** Material provided **
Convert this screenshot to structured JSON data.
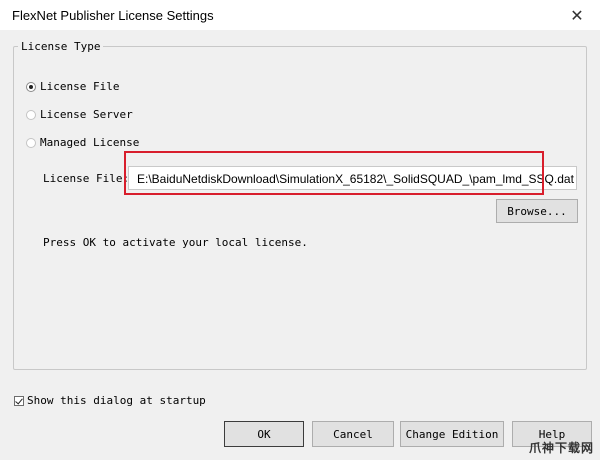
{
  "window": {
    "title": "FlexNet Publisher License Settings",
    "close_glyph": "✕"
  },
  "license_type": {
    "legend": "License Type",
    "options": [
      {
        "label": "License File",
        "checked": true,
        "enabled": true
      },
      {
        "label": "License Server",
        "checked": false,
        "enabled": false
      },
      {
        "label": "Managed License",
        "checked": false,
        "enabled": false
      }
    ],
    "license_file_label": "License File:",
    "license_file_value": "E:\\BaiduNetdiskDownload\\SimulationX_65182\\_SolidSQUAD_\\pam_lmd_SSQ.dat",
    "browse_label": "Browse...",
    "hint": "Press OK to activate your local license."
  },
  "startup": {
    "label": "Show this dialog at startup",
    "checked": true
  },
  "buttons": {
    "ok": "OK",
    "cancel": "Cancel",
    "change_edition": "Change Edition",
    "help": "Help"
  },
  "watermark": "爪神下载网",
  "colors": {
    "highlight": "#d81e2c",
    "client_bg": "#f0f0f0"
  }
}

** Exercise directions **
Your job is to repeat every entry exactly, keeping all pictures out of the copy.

** Answer to the exercise **
Convert this screenshot to structured JSON data.
{
  "window": {
    "title": "FlexNet Publisher License Settings",
    "close_glyph": "✕"
  },
  "license_type": {
    "legend": "License Type",
    "options": [
      {
        "label": "License File",
        "checked": true,
        "enabled": true
      },
      {
        "label": "License Server",
        "checked": false,
        "enabled": false
      },
      {
        "label": "Managed License",
        "checked": false,
        "enabled": false
      }
    ],
    "license_file_label": "License File:",
    "license_file_value": "E:\\BaiduNetdiskDownload\\SimulationX_65182\\_SolidSQUAD_\\pam_lmd_SSQ.dat",
    "browse_label": "Browse...",
    "hint": "Press OK to activate your local license."
  },
  "startup": {
    "label": "Show this dialog at startup",
    "checked": true
  },
  "buttons": {
    "ok": "OK",
    "cancel": "Cancel",
    "change_edition": "Change Edition",
    "help": "Help"
  },
  "watermark": "爪神下载网",
  "colors": {
    "highlight": "#d81e2c",
    "client_bg": "#f0f0f0"
  }
}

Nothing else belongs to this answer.